Navigating Forex: A Beginner’s Guide to Trading

For beginners, entering the world of forex trading can be both exciting and overwhelming. With its potential for significant profits and 24-hour accessibility, the forex market attracts traders from all walks of life. However, without the right knowledge and guidance, navigating the complexities of currency trading can be a daunting task. In this beginner’s guide to forex trading, we’ll provide a comprehensive overview of the basics to help you get started on your trading journey.

Understanding the Forex Market

The forex market, short for foreign exchange, is where currencies are bought, sold, and exchanged. It is the largest financial market globally, with a daily trading volume exceeding $6 trillion. Unlike stock markets, which are centralized exchanges, forex trading takes place over-the-counter (OTC), meaning transactions occur directly between parties, typically through electronic trading platforms.

Key Players in the Forex Market

Several key players participate in the forex market, including central banks, commercial banks, hedge funds, multinational corporations, and individual retail traders like yourself. Central banks play a significant role in influencing currency values through monetary policy decisions such as interest rate adjustments and quantitative easing measures. Commercial banks facilitate currency transactions for their clients, while hedge funds and multinational corporations engage in currency trading to hedge against currency risk or speculate on exchange rate movements.

Currency Pairs and Exchange Rates

In forex trading, currencies are traded in pairs, with each pair consisting of a base currency and a quote currency. The exchange rate indicates how much of the quote currency is needed to purchase one unit of the base currency. For example, in the EUR/USD currency pair, the euro is the base currency, and the US dollar is the quote currency. If the exchange rate for EUR/USD is 1.20, it means that 1 euro is equivalent to 1.20 US dollars.

Trading Hours and Sessions

Unlike stock markets, which have specific trading hours, the forex market operates 24 hours a day, five days a week, due to its decentralized nature and global presence. The forex market is divided into three main trading sessions: the Asian session, the European session, and the North American session. Each session has its unique characteristics and trading opportunities, with peak trading activity occurring when multiple sessions overlap.

Basic Terminology

As a beginner in forex trading, it’s essential to familiarize yourself with some basic terminology:

  • Pip: The smallest price movement in a currency pair, typically equivalent to 0.0001 for most currency pairs.
  • Lot: The standard unit size of a forex trade. One standard lot is equal to 100,000 units of the base currency.
  • Bid and Ask Price: The bid price is the price at which buyers are willing to purchase a currency pair, while the ask price is the price at which sellers are willing to sell the same pair.
  • Spread: The difference between the bid and ask price, representing the cost of trading.

Choosing a Broker and Trading Platform

Before you can start trading forex, you’ll need to choose a reputable forex broker and trading platform. Look for a broker that is regulated, offers competitive spreads and commissions, user-friendly trading platforms, and excellent customer support.
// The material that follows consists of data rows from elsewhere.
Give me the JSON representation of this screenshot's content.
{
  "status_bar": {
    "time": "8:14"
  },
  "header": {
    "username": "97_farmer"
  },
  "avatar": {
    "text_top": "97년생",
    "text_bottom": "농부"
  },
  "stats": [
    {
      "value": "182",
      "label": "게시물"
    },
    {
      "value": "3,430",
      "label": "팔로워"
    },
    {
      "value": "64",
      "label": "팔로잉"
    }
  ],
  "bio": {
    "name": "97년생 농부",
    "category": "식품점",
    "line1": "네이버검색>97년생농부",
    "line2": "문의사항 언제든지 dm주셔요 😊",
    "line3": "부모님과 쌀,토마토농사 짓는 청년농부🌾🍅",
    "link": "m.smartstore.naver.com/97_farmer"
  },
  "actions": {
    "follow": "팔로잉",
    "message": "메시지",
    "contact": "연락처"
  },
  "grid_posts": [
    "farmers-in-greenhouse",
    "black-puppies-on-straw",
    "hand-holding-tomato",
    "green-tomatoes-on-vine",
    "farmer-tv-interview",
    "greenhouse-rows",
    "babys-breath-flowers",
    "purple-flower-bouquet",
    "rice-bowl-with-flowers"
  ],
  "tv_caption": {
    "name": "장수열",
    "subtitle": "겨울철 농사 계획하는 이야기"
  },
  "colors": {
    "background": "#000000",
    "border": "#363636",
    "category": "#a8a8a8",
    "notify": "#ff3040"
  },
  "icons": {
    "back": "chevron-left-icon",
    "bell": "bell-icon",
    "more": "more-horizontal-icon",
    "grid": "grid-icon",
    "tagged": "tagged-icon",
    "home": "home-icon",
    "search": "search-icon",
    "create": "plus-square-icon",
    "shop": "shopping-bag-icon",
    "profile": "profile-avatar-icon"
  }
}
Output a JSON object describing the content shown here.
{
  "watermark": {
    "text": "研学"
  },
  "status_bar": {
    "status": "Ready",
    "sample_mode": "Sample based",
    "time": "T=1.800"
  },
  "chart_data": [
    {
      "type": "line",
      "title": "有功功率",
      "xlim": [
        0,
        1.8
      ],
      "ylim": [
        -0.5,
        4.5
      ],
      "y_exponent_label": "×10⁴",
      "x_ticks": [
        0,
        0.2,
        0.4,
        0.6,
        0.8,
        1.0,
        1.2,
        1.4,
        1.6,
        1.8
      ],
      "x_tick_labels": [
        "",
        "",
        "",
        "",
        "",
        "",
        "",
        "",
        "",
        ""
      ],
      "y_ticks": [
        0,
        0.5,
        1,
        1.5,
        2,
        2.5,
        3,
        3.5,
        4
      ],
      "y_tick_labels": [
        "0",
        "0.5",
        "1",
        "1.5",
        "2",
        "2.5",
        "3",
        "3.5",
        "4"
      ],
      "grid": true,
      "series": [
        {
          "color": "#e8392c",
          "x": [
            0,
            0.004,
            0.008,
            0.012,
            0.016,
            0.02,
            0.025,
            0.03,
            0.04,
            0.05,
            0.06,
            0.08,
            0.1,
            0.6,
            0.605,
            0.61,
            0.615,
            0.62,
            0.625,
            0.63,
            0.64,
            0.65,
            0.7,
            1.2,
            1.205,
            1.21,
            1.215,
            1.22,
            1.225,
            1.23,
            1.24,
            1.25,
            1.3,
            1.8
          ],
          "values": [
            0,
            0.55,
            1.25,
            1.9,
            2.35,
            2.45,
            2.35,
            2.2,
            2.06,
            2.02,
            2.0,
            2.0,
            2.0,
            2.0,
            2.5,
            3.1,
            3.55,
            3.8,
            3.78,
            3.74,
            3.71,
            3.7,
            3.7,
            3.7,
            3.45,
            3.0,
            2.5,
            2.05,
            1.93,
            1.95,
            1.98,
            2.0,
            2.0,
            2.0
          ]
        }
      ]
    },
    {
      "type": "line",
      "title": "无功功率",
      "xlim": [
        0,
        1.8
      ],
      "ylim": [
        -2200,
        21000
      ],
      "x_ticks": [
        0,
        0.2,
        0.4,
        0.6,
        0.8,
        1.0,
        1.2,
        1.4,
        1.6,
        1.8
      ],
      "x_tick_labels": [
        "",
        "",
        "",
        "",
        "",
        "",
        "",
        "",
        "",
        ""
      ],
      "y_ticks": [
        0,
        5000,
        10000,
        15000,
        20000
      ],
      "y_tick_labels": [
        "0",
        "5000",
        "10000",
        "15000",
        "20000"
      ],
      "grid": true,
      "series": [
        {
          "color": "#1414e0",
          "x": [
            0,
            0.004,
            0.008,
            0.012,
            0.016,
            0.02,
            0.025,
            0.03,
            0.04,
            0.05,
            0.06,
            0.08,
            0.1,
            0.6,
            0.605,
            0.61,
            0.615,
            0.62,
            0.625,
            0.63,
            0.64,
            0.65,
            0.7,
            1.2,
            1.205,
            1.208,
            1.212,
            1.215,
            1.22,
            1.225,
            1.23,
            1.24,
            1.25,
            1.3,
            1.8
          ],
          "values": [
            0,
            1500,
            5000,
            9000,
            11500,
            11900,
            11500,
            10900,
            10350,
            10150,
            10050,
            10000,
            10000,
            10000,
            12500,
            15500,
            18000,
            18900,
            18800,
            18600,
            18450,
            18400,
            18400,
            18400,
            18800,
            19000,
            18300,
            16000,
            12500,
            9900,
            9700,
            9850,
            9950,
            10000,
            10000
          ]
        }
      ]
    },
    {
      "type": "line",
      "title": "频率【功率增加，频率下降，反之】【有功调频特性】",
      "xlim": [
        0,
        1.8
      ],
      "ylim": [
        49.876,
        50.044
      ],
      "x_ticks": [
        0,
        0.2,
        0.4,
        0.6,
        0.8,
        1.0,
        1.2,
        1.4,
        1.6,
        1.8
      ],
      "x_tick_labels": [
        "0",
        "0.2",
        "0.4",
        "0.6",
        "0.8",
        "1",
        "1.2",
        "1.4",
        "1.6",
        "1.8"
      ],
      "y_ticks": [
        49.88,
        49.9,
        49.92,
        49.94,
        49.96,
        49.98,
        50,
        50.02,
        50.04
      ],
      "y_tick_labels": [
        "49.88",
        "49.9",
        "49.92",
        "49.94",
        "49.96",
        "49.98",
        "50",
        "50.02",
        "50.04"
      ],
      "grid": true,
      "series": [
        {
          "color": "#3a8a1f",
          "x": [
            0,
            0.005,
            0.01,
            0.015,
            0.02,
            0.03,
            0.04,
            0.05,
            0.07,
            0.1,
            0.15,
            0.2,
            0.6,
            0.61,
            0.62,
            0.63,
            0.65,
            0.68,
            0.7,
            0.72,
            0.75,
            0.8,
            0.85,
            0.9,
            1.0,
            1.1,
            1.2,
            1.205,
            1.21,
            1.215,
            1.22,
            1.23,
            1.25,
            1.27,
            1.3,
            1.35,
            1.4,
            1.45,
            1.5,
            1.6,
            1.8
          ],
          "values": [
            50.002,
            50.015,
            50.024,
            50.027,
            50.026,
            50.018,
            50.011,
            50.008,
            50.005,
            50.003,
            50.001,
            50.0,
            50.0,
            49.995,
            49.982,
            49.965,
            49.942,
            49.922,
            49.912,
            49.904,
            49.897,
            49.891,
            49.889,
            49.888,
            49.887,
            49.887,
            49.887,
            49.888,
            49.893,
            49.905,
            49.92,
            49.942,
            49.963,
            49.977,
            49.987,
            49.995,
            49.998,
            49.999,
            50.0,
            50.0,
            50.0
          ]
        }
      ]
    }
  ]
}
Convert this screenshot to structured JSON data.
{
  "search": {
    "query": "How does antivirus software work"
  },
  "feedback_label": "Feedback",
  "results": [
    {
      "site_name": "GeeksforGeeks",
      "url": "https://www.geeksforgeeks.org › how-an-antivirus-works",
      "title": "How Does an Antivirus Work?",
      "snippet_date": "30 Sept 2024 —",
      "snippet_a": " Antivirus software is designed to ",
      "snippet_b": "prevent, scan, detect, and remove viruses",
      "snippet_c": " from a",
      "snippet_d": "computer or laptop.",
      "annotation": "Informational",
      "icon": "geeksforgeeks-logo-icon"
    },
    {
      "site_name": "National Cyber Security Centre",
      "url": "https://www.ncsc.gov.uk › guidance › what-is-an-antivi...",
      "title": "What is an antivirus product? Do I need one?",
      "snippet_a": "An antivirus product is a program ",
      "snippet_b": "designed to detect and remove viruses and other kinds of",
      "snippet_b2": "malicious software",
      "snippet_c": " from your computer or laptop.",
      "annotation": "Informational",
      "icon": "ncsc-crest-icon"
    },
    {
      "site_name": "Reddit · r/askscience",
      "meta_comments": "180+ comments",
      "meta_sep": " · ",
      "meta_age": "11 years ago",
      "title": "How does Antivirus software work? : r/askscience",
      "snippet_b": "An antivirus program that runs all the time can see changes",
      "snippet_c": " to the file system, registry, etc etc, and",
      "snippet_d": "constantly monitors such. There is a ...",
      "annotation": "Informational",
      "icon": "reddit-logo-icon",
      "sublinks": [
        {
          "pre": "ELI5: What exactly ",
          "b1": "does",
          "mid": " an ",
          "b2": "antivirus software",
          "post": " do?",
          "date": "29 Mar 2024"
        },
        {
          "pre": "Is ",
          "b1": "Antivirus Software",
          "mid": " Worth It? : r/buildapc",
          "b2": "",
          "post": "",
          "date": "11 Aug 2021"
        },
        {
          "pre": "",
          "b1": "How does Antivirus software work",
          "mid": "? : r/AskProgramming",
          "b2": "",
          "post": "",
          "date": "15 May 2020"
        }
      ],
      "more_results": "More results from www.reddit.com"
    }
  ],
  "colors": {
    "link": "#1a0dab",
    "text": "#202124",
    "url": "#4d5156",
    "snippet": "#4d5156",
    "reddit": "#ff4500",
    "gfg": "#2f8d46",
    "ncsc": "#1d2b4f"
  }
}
Many brokers also offer demo accounts, allowing you to practice trading with virtual money before risking real capital.

Developing a Trading Strategy

Successful forex trading requires a well-defined trading strategy. Your strategy should outline your trading goals, risk tolerance, entry and exit criteria, and money management rules. Consider factors such as your preferred trading style (e.g., day trading, swing trading, or position trading), timeframes, and technical or fundamental analysis techniques. Remember that consistency and discipline are key to sticking to your trading strategy and achieving long-term success.

Risk Management

Managing risk is crucial in forex trading to protect your capital and minimize losses. Use stop-loss orders to limit potential losses on each trade and adhere to them religiously. Additionally, avoid overleveraging your trades, as excessive leverage can amplify both profits and losses. As a general rule, risk no more than 1-2% of your trading capital on any single trade.

Conclusion

Forex trading offers immense opportunities for profit, but it’s essential to approach it with caution and a solid understanding of the basics. By understanding the forex market, familiarizing yourself with key terminology, choosing a reputable broker and trading platform, developing a trading strategy, and practicing effective risk management, you can increase your chances of success as a beginner forex trader. Remember that forex trading requires patience, discipline, and continuous learning, so stay committed to honing your skills and refining your approach over time. With dedication and perseverance, you can navigate the forex market and achieve your trading goals.